The Adverts

The Story Behind The Song

The time: 8:07am, 17 January 1977. The place: an abandoned workshop at Utah State Prison. Inside, a hooded man is strapped to a chair in front of a temporary wall of sandbags. "Do you have any final words?" the solemn chaplain asks.

"Let's do it," the prisoner replies calmly. Almost immediately, a volley of shots rings out from five law enforcement officials, and his body slumps to one side like a rag doll. The first American to be executed in ten years, Gary Gilmore's death re-opens the debate about capital punishment in the US.

Following his instructions, two people received his corneas; he thought they would be the only parts of his body that would be worth transplanting. Following standard medical ethics, the recipients of his corneas knew nothing of the donor's identity. But what if they found out? How would they feel? This is the premise for Gary Gilmore's Eyes, one of the most original and startling works of the punk era written by Tim 'TV' Smith, the group's lead singer.

The lyric begins with a patient coming round after the transplant operation. "They're peeling off the bandages I'm wincing in the light." The nurse, who knows the identity of donor, shows her trepidation. Then the patient catches the evening news, hearing that the murderer's eyes have been transplanted and puts two and two together. In abject horror, he realises he's "looking through Gary Gilmore's eyes." The song's denouement contains one of the most thought-provoking verses ever to be written in a pop song, let alone a punk one: "The eye receives the messages And sends them to the brain No guarantee the stimuli must be perceived the same When looking through Gary Gilmore's eyes."

Our eyes and a brain are independent parts of a highly complex visual processing system. If we change visual processing in the brain in some way we would not see things the same. Perhaps, if we stimulated the brain in a particular way, we see would things upside down as the eye actually captures the light. But what if the eye also affects the way we see things? Maybe Gilmore's murderous intent was due to the fact that his eyes processed the stimuli in a different way to normal people before it even reached his brain. It's not scientifically credible but, as Smith correctly points out, this is no guarantee of its impossibility. It's logically possible that the patient could be looking at the world just like Gary Gilmore did. This is the disconcerting premise of this outstanding lyric.
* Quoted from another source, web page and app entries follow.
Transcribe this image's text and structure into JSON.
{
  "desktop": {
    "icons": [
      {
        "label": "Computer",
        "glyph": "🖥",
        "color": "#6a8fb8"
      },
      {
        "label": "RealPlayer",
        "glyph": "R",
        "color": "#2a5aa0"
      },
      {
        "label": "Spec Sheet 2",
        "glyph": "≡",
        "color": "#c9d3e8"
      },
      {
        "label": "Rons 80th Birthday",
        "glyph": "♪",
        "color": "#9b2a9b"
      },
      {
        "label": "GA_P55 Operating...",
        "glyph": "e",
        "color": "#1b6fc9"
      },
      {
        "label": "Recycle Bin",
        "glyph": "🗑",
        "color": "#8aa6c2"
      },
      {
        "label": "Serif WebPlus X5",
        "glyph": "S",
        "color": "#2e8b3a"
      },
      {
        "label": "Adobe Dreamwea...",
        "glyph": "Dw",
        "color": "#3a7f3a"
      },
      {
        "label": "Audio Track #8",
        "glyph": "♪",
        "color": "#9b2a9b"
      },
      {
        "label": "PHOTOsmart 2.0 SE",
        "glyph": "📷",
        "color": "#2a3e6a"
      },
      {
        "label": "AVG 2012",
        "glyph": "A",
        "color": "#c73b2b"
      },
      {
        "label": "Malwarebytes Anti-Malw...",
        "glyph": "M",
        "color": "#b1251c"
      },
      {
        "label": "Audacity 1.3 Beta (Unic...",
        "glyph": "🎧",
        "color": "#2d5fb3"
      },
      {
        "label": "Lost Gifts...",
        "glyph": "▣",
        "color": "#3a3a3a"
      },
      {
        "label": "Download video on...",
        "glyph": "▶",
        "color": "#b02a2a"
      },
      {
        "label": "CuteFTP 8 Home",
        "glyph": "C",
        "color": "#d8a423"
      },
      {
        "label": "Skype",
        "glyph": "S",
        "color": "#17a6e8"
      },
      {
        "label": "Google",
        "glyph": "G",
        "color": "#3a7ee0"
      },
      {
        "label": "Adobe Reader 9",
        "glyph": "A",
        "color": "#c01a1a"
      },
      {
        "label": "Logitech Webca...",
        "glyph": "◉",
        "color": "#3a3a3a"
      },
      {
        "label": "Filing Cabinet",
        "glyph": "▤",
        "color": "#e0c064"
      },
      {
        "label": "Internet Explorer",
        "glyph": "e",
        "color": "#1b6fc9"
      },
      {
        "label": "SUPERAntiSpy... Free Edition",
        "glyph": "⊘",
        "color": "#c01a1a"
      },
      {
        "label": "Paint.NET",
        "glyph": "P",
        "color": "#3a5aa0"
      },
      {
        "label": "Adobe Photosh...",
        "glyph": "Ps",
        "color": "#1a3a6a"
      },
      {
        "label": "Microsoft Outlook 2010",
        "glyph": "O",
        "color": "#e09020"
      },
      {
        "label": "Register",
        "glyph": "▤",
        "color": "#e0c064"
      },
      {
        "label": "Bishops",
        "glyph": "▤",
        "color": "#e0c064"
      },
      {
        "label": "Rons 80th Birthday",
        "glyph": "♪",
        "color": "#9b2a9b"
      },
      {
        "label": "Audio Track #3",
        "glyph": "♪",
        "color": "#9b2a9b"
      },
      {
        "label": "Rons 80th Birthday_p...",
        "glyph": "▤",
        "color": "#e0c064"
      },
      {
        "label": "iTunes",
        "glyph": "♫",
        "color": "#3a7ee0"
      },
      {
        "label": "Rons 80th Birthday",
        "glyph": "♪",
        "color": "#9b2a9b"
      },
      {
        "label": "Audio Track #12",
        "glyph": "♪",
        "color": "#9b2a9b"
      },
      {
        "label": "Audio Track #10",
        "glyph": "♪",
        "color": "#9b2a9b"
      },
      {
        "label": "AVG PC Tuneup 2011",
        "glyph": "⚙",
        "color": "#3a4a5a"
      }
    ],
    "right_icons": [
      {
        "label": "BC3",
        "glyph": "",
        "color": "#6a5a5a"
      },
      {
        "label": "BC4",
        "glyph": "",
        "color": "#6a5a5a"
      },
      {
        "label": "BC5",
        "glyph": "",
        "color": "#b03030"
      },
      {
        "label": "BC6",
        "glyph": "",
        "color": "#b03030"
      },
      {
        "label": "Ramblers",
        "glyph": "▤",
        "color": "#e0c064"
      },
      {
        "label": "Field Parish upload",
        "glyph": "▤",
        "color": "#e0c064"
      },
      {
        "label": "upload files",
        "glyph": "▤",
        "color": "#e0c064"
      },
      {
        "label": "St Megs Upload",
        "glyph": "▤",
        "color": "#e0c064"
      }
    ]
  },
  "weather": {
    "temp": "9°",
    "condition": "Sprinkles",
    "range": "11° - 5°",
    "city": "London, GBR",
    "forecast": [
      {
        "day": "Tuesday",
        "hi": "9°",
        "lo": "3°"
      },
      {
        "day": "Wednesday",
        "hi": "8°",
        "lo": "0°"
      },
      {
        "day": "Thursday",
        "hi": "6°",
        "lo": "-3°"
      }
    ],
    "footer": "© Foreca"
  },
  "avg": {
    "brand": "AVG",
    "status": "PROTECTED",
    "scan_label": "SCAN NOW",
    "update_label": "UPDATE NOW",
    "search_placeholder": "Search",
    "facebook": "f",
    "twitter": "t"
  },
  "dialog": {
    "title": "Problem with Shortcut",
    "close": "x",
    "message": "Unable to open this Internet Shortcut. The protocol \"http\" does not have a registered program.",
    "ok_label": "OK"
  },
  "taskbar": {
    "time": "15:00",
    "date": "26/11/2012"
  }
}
Norman Mailer wrote about Gilmore in his book The Executioner's Song and won a Pulitzer. Had there been a Pulitzer Prize for punk lyrics Tim Smith would have won one too. Incidentally, the Ivor Novello Award for best lyrics this year went to Tim Rice for Don't Cry For Me Argentina. They are also highly original and based on real events but are they really better conceptually and lyrically than Gary Gilmore's Eyes? We don't think so.

The Adverts split up two years after the release of their debut single. Although they released two albums they only managed to spend one week on the charts, but their first, Crossing The Red Sea With The Adverts, has been retrospectively acclaimed with MoJo magazine ranking it No. 17 on its chart of best punk albums.

We hereby instate Gary Gilmore's Eyes by The Adverts on The Wall as the No. 14 Best Single of 1977.

You'll be hard pressed to find any punk song from the class of 77 that possesses a more creative, intelligent and original lyric. Dave B

Genre: Punk, Year: 1977